I support your action. Horse Eye's Back (talk) 03:30, 25 February 2021 (UTC)Reply[reply]


Wood is on earth from over 400 million years (talk) 17:34, 8 December 2021 (UTC)Reply[reply]


I would disagree with saying that wood is carbon-neutral as it would be a bit misleading that using wood as a energy source (i.e. burning wood as a energy sourece) has no impacts on the climate of Earth. Here is a webpage that may explain more : and . Imurmate (talk) 21:43, 6 January 2022 (UTC)Reply[reply]

Wiki Education assignment: Plant Behavior 2022[edit]

This article was the subject of a Wiki Education Foundation-supported course assignment, between 28 March 2022 and 17 June 2022. Further details are available on the course page. Student editor(s): Sophiarobinson (article contribs).

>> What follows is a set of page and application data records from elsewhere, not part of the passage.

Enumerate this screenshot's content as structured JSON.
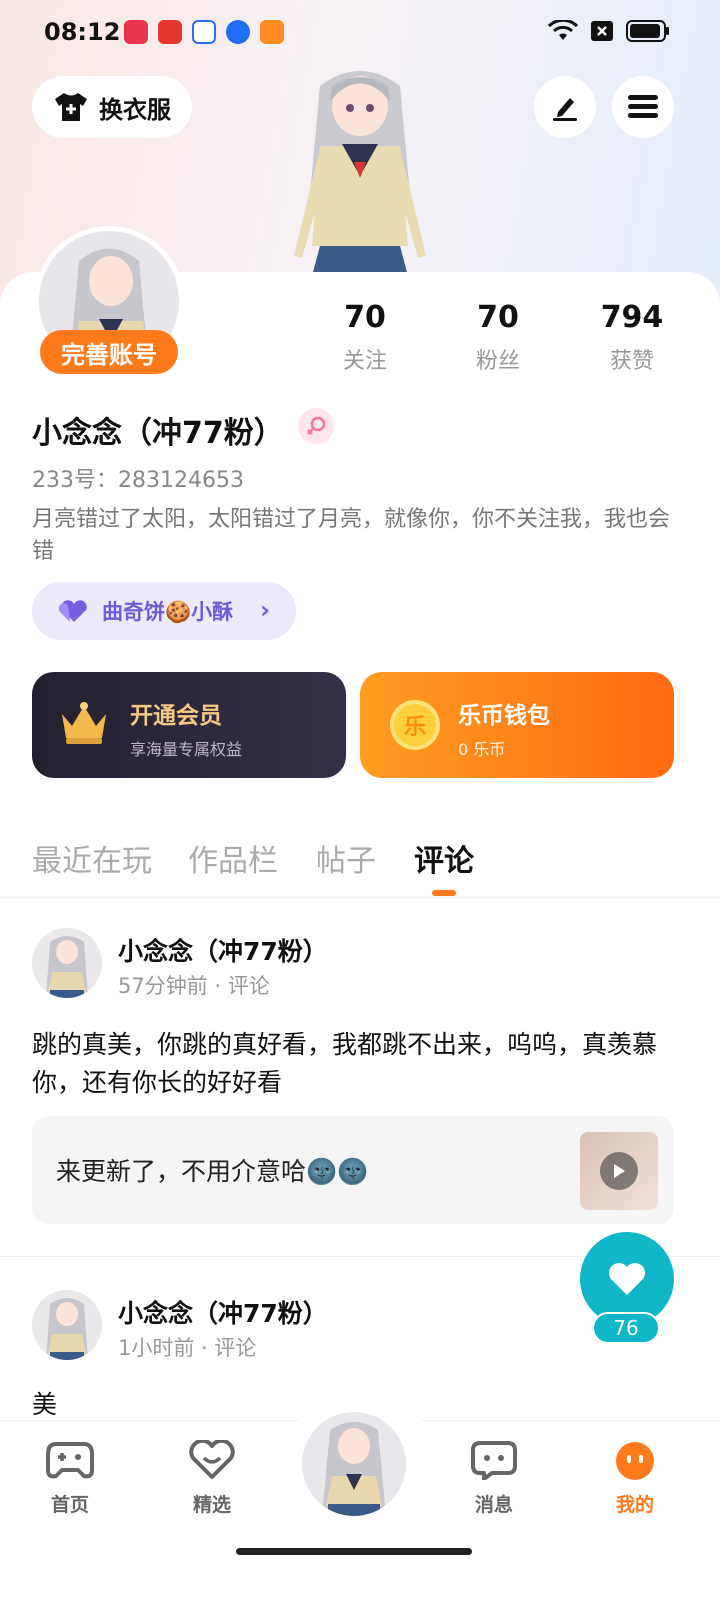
{
  "status_bar": {
    "time": "08:12"
  },
  "header": {
    "dress_up_label": "换衣服",
    "edit_icon": "pencil-icon",
    "menu_icon": "menu-icon"
  },
  "profile": {
    "complete_account_label": "完善账号",
    "stats": [
      {
        "value": "70",
        "label": "关注"
      },
      {
        "value": "70",
        "label": "粉丝"
      },
      {
        "value": "794",
        "label": "获赞"
      }
    ],
    "username": "小念念（冲77粉）",
    "uid": "233号：283124653",
    "bio": "月亮错过了太阳，太阳错过了月亮，就像你，你不关注我，我也会错",
    "fan_chip": "曲奇饼🍪小酥"
  },
  "cards": {
    "vip": {
      "title": "开通会员",
      "subtitle": "享海量专属权益"
    },
    "wallet": {
      "title": "乐币钱包",
      "subtitle": "0 乐币",
      "coin_glyph": "乐"
    }
  },
  "tabs": [
    {
      "label": "最近在玩"
    },
    {
      "label": "作品栏"
    },
    {
      "label": "帖子"
    },
    {
      "label": "评论",
      "active": true
    }
  ],
  "comments": [
    {
      "name": "小念念（冲77粉）",
      "meta": "57分钟前 · 评论",
      "text": "跳的真美，你跳的真好看，我都跳不出来，呜呜，真羡慕你，还有你长的好好看",
      "quote": "来更新了，不用介意哈🌚🌚"
    },
    {
      "name": "小念念（冲77粉）",
      "meta": "1小时前 · 评论",
      "text": "美"
    }
  ],
  "like": {
    "count": "76"
  },
  "bottom_nav": [
    {
      "label": "首页",
      "icon": "gamepad-icon"
    },
    {
      "label": "精选",
      "icon": "heart-smile-icon"
    },
    {
      "label": "消息",
      "icon": "chat-icon"
    },
    {
      "label": "我的",
      "icon": "profile-face-icon",
      "active": true
    }
  ],
  "colors": {
    "accent": "#ff7a1a",
    "like_fab": "#0fb7c8",
    "fan_chip_text": "#6e5bd6",
    "vip_gold": "#f3c983"
  }
}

— Assignment last updated by Gonet99 (talk) 19:16, 13 June 2022 (UTC)Reply[reply]

Semi-protected edit request on 15 November 2022[edit]

copper wood is a type of wood that is as tough as copper and is flammable like wood copper wood was found in a cave in Vietnam This wood has the property of copper and wood not much is know about this wood as of now; Covidspreader (talk) 22:52, 15 November 2022 (UTC)Reply[reply]

 Not done: it's not clear what changes you want to be made. Please mention the specific changes in a "change X to Y" format and provide a reliable source if appropriate. MadGuy7023 (talk) 23:06, 15 November 2022 (UTC)Reply[reply]

Wikipedia Ambassador Program course assignment[edit]

This article was the subject of an educational assignment at New Jersey Institute of Technology (NJIT) supported by the Wikipedia Ambassador Program during the 2011 Q3 term. Further details are available on the course page.

The above message was substituted from {{WAP assignment}} by PrimeBOT (talk) on 15:54, 2 January 2023 (UTC)Reply[reply]

Wood property table is very weird[edit]

The table of properties of different types of wood is very weird currently. Each type of wood is listed twice but has different numbers for most of the columns. This is very confusing and we should clarify what this means. Also, the moisture content column alternates between "green" and "12.00%". I do not know what green means in this context and I doubt all of these species have 12.00% moisture content. We really need to fix this table. (talk) 15:40, 17 March 2023 (UTC)Reply[reply]

I just discovered that the bamboo properties table has the same double listing thing. In addition, "green" still appears occasionally on the moisture content column, in addition some rows do not have anything there! (talk) 15:42, 17 March 2023 (UTC)Reply[reply]
It seems to mean: when green, it has these properties; when 12% moist, it has these other properties. Might be clearer with "rowspan=2" in the first two columns. —Tamfang (talk) 06:44, 21 March 2023 (UTC)Reply[reply]

More properties[edit]

I propose adding more properties to the table, specifically:

• Janka hardness

• Elastic (Young's) modulus

• Poisson's strain ratios (two)

• shrink (volume, radial, tangential, and longitudinal)

• Sound radiation co-efficient, a function of the elastic modulus and density.

I have this data on Tonewood#Mechanical properties of tonewoods and I think it would be better to have it here since it is not really specific to use in musical instruments.

Thoughts? Objections? GregHolmberg (talk) 19:39, 24 August 2023 (UTC)Reply[reply]